Whether you work in the corporate sector, are an abstract painter, are someone who designs apps, or works a marine biologist, empathy is the key to creating truly meaningful relationships, lives, artwork, school work, and work-work. Empathy isn’t just what will make your novel feel real, rather than flat. Empathy will guide you to design an app that isn’t so addictive. Empathy is what will make a doctor better understand how one symptom in one limb might be connected to the larger narrative of what’s going on in someone’s life. Empathy will make you see the world and your fellow humans differently.

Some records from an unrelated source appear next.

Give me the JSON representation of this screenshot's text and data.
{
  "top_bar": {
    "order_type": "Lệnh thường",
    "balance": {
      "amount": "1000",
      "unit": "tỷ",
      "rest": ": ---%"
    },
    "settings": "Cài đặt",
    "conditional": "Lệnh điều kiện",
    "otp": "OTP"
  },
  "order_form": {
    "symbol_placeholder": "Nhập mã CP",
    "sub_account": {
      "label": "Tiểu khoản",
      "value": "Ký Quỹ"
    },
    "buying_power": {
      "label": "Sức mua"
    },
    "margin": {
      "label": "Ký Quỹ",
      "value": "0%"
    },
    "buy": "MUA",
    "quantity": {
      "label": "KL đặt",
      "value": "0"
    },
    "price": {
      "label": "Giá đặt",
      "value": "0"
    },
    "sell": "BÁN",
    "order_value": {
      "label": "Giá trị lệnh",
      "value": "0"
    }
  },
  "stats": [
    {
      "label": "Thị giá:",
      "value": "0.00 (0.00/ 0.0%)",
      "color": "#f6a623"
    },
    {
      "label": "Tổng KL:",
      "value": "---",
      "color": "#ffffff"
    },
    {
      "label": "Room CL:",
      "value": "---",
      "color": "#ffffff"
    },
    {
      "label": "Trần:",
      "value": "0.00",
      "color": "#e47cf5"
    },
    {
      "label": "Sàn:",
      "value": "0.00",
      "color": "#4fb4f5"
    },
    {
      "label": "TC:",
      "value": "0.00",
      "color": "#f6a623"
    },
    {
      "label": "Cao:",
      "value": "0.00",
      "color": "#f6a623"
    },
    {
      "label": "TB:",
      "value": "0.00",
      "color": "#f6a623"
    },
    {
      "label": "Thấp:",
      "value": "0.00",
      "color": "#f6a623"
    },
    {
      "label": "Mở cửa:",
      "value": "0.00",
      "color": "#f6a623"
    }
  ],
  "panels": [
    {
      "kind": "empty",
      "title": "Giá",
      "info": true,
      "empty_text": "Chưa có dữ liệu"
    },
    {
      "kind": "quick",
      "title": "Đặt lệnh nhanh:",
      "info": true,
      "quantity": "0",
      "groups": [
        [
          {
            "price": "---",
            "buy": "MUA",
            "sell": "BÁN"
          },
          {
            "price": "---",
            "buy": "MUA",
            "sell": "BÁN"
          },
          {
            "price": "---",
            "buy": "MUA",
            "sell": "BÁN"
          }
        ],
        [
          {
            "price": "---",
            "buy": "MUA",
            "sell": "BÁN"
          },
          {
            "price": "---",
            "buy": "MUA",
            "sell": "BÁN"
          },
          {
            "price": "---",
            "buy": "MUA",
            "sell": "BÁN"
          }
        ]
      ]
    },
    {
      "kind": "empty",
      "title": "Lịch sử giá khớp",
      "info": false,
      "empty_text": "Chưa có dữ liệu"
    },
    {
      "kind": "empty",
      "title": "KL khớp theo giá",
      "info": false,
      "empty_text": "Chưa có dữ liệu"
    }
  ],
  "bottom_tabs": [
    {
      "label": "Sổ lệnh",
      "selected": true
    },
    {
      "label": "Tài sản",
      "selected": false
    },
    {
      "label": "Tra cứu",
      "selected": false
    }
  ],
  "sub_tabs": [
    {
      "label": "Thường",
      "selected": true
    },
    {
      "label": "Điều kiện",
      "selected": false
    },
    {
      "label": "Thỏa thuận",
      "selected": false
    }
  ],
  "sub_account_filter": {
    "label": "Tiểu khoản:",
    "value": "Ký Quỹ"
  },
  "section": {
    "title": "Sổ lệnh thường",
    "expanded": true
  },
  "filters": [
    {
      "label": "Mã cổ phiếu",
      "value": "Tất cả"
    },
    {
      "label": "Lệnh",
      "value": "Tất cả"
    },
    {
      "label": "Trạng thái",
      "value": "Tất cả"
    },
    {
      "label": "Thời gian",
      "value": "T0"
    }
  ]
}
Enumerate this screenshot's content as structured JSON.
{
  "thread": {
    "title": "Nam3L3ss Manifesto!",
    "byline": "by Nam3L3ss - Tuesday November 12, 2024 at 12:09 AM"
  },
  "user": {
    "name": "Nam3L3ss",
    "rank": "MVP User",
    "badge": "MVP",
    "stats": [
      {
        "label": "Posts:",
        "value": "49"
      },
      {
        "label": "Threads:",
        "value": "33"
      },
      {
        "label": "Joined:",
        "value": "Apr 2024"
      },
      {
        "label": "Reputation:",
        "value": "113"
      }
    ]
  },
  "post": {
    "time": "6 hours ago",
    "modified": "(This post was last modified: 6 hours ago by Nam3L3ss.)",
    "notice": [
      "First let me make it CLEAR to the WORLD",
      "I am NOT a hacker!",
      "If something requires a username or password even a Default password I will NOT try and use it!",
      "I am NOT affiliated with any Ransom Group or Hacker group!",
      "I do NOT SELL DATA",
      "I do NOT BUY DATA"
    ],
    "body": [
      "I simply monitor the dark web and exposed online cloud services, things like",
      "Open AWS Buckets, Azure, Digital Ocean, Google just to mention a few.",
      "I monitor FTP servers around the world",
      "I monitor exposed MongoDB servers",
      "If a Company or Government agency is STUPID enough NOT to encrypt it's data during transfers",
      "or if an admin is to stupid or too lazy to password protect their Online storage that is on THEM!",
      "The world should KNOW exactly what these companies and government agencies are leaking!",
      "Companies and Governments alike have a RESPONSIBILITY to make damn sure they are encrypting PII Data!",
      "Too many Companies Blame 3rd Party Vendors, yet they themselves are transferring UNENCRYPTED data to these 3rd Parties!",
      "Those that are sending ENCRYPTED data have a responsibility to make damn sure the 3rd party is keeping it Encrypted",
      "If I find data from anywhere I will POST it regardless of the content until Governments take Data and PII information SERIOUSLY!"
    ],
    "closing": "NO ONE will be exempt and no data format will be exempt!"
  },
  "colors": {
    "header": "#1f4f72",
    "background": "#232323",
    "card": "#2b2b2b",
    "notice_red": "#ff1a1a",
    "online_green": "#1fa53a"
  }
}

I’m teaching poetry to undergraduate students at UCSD right now and have been thinking a lot about what it means to teach something that is as hard to pin down. Poetry’s ineffability shares quite a bit with the complexity of Odyssey Works’ practice. On the first day of class I asked my students what they think poetry is, and challenged them to think of something they had seen in the world that was poetic. They gave mind-blowing answers — that poetry is “protest and praise,” that it is “transcendence” — and described moments of synchronicity in their life that constituted lived poetics. When I thought about their answers, I realized that spending class periods teaching them about rhyme schemes, or what a tercet is, would not help them write good poetry. They can after all, use Google to learn about the technical aspects of writing and many of them are STEM students. What would guide them to write moving poems was having time to slow down, to observe the world closely, to attune to the world and their senses, to be curious. Since then, each class period I have been guiding then to practice their skills of presence and attention, to tap into the obsessions that make them human. I taught them the word “numinous,” and we discussed the ways in which poetry approaches the spiritual realm. We have looked at confessional and epistolary poems as a lens to think about urgency and prayer. As Mary Ruefle reminds us, “attention, taken to its highest degree, is the same thing as prayer.”
Poetry, it turns out, is about getting to the quick of what it means to be human. There is a reason that it’s part of the “Humanities.”
A few weeks ago, as I led our Empathy and Experience Design workshop, I was struck that if you ask what kind of toilet paper someone uses, inquire how they fell in love with their partner, or dig into what made them cry most recently, whatever the answer is, people come alive. That curiosity invites blossoming. Every question is an acknowledgement that we are full of depth and complexity that is deeper than what we do and where we are from. I couldn’t help but think that fundamentally the aim of my poetry class was the same as what we do in Odyssey Workshops. Both offer time to learn how to connect with a complete stranger on the page or in person, to look closer at the world and feel seen. Everything comes back to inviting more vulnerability, intimacy, empathy, attentiveness, and curiosity. To be as human as we possibly can.